|Cooperative Classification||E01C2301/10, E01C19/48|
|Nov 19, 1993||AS||Assignment|
Owner name: ASTEC INDUSTRIES, INC., TENNESSEE
Free format text: ASSIGNMENT OF ASSIGNORS INTEREST;ASSIGNOR:BROCK, J. DON;REEL/FRAME:006766/0977
Effective date: 19931109
|Mar 11, 2002||AS||Assignment|
Owner name: ROADTEC, INC., TENNESSEE
Free format text: ASSIGNMENT OF ASSIGNORS INTEREST;ASSIGNOR:ASTEC INDUSTRIES, INC.;REEL/FRAME:012729/0070
Effective date: 20010601
Owner name: RI PROPERTIES, INC., MINNESOTA
Free format text: ASSIGNMENT OF ASSIGNORS INTEREST;ASSIGNOR:ROADTEC, INC.;REEL/FRAME:012729/0103
Effective date: 20010601
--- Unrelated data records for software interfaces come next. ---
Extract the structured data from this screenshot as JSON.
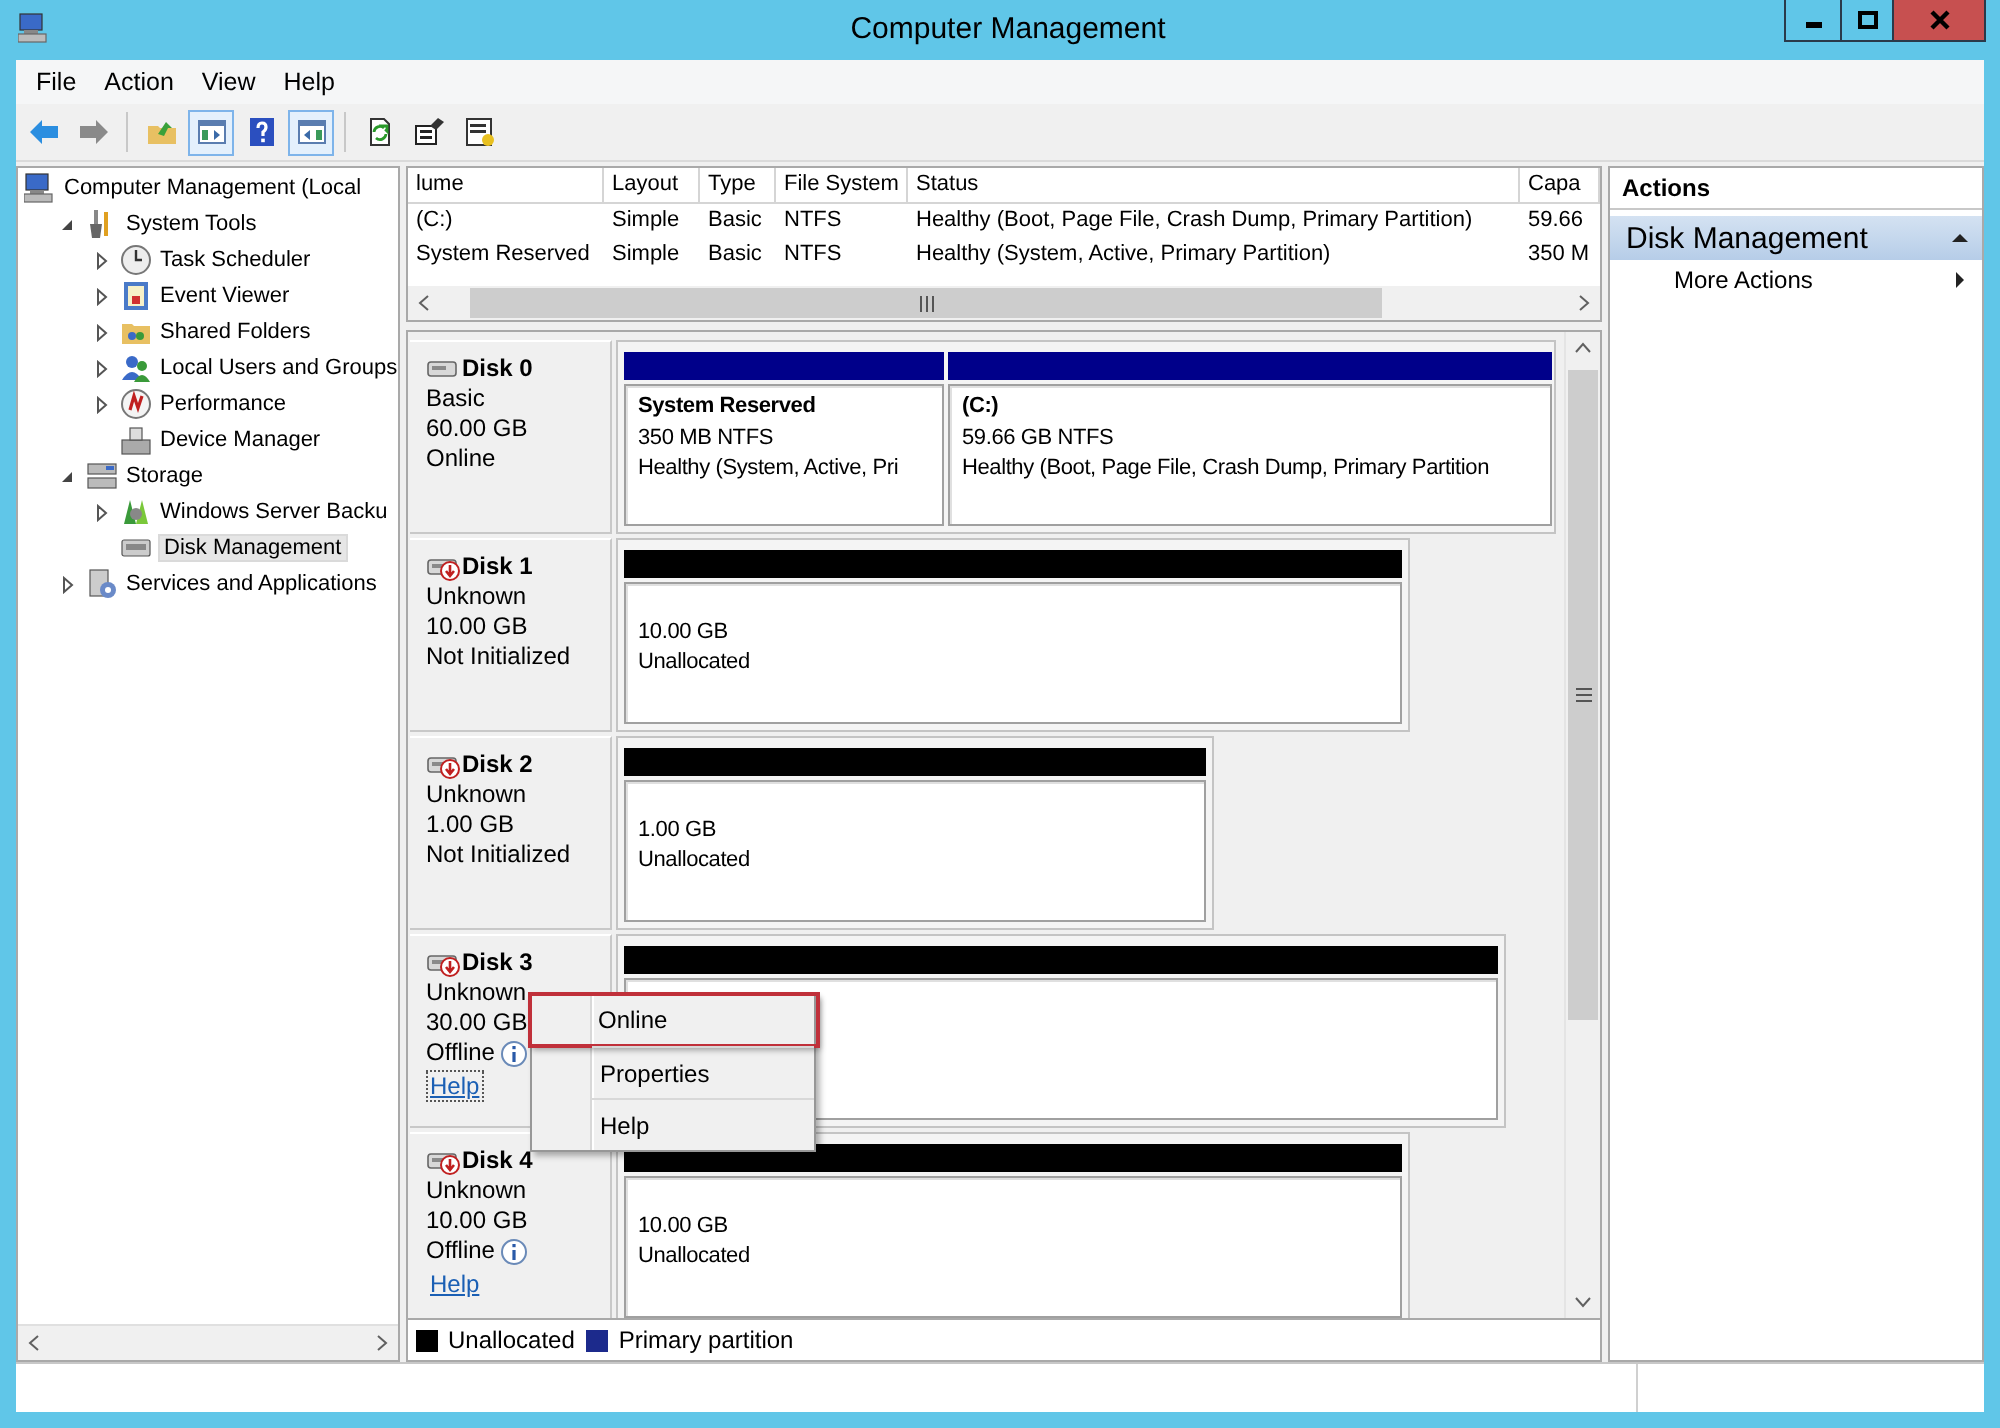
{
  "window": {
    "title": "Computer Management"
  },
  "menu": [
    "File",
    "Action",
    "View",
    "Help"
  ],
  "toolbar": [
    {
      "kind": "back",
      "pressed": false
    },
    {
      "kind": "forward",
      "pressed": false
    },
    {
      "kind": "separator"
    },
    {
      "kind": "up",
      "pressed": false
    },
    {
      "kind": "tree_pane",
      "pressed": true
    },
    {
      "kind": "help",
      "pressed": false
    },
    {
      "kind": "action_pane",
      "pressed": true
    },
    {
      "kind": "separator"
    },
    {
      "kind": "refresh",
      "pressed": false
    },
    {
      "kind": "properties",
      "pressed": false
    },
    {
      "kind": "export",
      "pressed": false
    }
  ],
  "tree": {
    "items": [
      {
        "label": "Computer Management (Local",
        "selected": false,
        "children": [
          {
            "label": "System Tools",
            "expanded": true,
            "selected": false,
            "children": [
              {
                "label": "Task Scheduler",
                "expanded": false,
                "selected": false
              },
              {
                "label": "Event Viewer",
                "expanded": false,
                "selected": false
              },
              {
                "label": "Shared Folders",
                "expanded": false,
                "selected": false
              },
              {
                "label": "Local Users and Groups",
                "expanded": false,
                "selected": false
              },
              {
                "label": "Performance",
                "expanded": false,
                "selected": false
              },
              {
                "label": "Device Manager",
                "selected": false
              }
            ]
          },
          {
            "label": "Storage",
            "expanded": true,
            "selected": false,
            "children": [
              {
                "label": "Windows Server Backu",
                "expanded": false,
                "selected": false
              },
              {
                "label": "Disk Management",
                "selected": true
              }
            ]
          },
          {
            "label": "Services and Applications",
            "expanded": false,
            "selected": false
          }
        ]
      }
    ]
  },
  "volumes": {
    "columns": [
      "lume",
      "Layout",
      "Type",
      "File System",
      "Status",
      "Capa"
    ],
    "rows": [
      [
        "(C:)",
        "Simple",
        "Basic",
        "NTFS",
        "Healthy (Boot, Page File, Crash Dump, Primary Partition)",
        "59.66"
      ],
      [
        "System Reserved",
        "Simple",
        "Basic",
        "NTFS",
        "Healthy (System, Active, Primary Partition)",
        "350 M"
      ]
    ]
  },
  "disks": [
    {
      "name": "Disk 0",
      "type": "Basic",
      "size": "60.00 GB",
      "status": "Online",
      "warning": false,
      "info": false,
      "partitions": [
        {
          "kind": "primary",
          "label": "System Reserved",
          "size": "350 MB NTFS",
          "status": "Healthy (System, Active, Pri"
        },
        {
          "kind": "primary",
          "label": "(C:)",
          "size": "59.66 GB NTFS",
          "status": "Healthy (Boot, Page File, Crash Dump, Primary Partition"
        }
      ]
    },
    {
      "name": "Disk 1",
      "type": "Unknown",
      "size": "10.00 GB",
      "status": "Not Initialized",
      "warning": true,
      "info": false,
      "partitions": [
        {
          "kind": "unallocated",
          "size": "10.00 GB",
          "status": "Unallocated"
        }
      ]
    },
    {
      "name": "Disk 2",
      "type": "Unknown",
      "size": "1.00 GB",
      "status": "Not Initialized",
      "warning": true,
      "info": false,
      "partitions": [
        {
          "kind": "unallocated",
          "size": "1.00 GB",
          "status": "Unallocated"
        }
      ]
    },
    {
      "name": "Disk 3",
      "type": "Unknown",
      "size": "30.00 GB",
      "status": "Offline",
      "warning": true,
      "info": true,
      "help": "Help",
      "help_focused": true,
      "partitions": [
        {
          "kind": "unallocated"
        }
      ]
    },
    {
      "name": "Disk 4",
      "type": "Unknown",
      "size": "10.00 GB",
      "status": "Offline",
      "warning": true,
      "info": true,
      "help": "Help",
      "help_focused": false,
      "partitions": [
        {
          "kind": "unallocated",
          "size": "10.00 GB",
          "status": "Unallocated"
        }
      ]
    }
  ],
  "legend": [
    {
      "label": "Unallocated",
      "color": "#000000"
    },
    {
      "label": "Primary partition",
      "color": "#1c2a8c"
    }
  ],
  "actions": {
    "title": "Actions",
    "sections": [
      {
        "title": "Disk Management",
        "expanded": true,
        "items": [
          {
            "label": "More Actions"
          }
        ]
      }
    ]
  },
  "context_menu": {
    "items": [
      {
        "label": "Online",
        "highlighted": true
      },
      {
        "label": "Properties",
        "highlighted": false
      },
      {
        "label": "Help",
        "highlighted": false
      }
    ]
  }
}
|Nov 20, 2002||REMI||Maintenance fee reminder mailed|
|May 5, 2003||LAPS||Lapse for failure to pay maintenance fees|
|Jul 1, 2003||FP||Expired due to failure to pay maintenance fee|
Effective date: 20030504